6 min
research

Enhanced primary care helps reduce ER visits for physical complaints October 1, 2020, CHAPEL HILL, NC—Integrating primary care services and behavioral health services appears to reduce emergency room visits among people with severe psychiatric conditions such as bipolar disorder, a study suggests. American researchers, using the customary term “serious mental illness,” noted that individuals with such conditions have high rates of emergency department visits and high premature mortality rates. They analyzed results from a model of treatment known as enhanced primary care to determine its effect on emergency room visits for physical health complaints. They found that after people with serious mental illness had been enrolled in the program for three to four years, the average number of annual visits fell from 3.23 visits per person to 1.83 visits.

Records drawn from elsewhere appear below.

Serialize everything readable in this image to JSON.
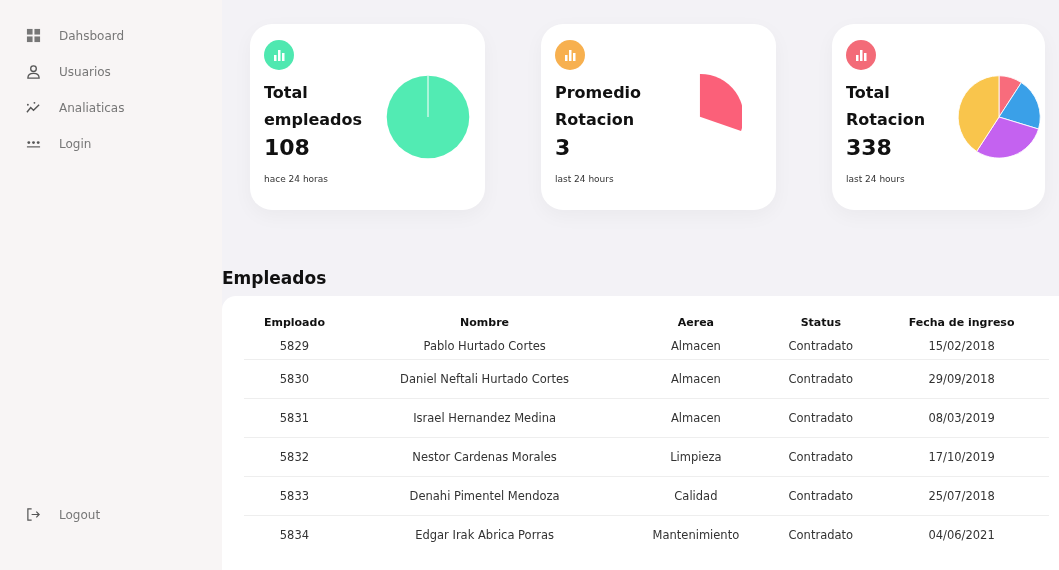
{
  "sidebar": {
    "items": [
      {
        "label": "Dahsboard",
        "kind": "grid"
      },
      {
        "label": "Usuarios",
        "kind": "user"
      },
      {
        "label": "Analiaticas",
        "kind": "trend"
      },
      {
        "label": "Login",
        "kind": "dots"
      }
    ],
    "footer": {
      "label": "Logout",
      "kind": "logout"
    }
  },
  "cards": [
    {
      "title": "Total empleados",
      "value": "108",
      "note": "hace 24 horas",
      "color": "#4fe8b0",
      "kind": "full"
    },
    {
      "title": "Promedio Rotacion",
      "value": "3",
      "note": "last 24 hours",
      "color": "#f7b04f",
      "kind": "slice"
    },
    {
      "title": "Total Rotacion",
      "value": "338",
      "note": "last 24 hours",
      "color": "#f36b78",
      "kind": "multi"
    }
  ],
  "table": {
    "title": "Empleados",
    "columns": [
      "Emploado",
      "Nombre",
      "Aerea",
      "Status",
      "Fecha de ingreso"
    ],
    "rows": [
      [
        "5829",
        "Pablo Hurtado Cortes",
        "Almacen",
        "Contradato",
        "15/02/2018"
      ],
      [
        "5830",
        "Daniel Neftali Hurtado Cortes",
        "Almacen",
        "Contradato",
        "29/09/2018"
      ],
      [
        "5831",
        "Israel Hernandez Medina",
        "Almacen",
        "Contradato",
        "08/03/2019"
      ],
      [
        "5832",
        "Nestor Cardenas Morales",
        "Limpieza",
        "Contradato",
        "17/10/2019"
      ],
      [
        "5833",
        "Denahi Pimentel Mendoza",
        "Calidad",
        "Contradato",
        "25/07/2018"
      ],
      [
        "5834",
        "Edgar Irak Abrica Porras",
        "Mantenimiento",
        "Contradato",
        "04/06/2021"
      ]
    ]
  }
}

For people with multiple…

3 min
principles to put into practice

Managing a mood disorder is an ongoing undertaking. Contrary to what some people think, you don’t just “get over it.” How you see the situation is key. Adopting the right perspective takes time, so be patient. Searching for quick fixes only makes matters worse. Let’s look at three important principles to put into practice—over time, not overnight! Accepting what I’m facing.For years, I fought a losing battle with bipolar. Instead of learning to embrace it, I was searching for a miracle cure. That led to dealing with major missteps and misgivings, spinning my wheels and getting nowhere. I ultimately recognized that I had to deal with my situation head-on and focus on a realistic solution. My doctor remembers my saying that I was tired of going in circles over my cycles—which I had…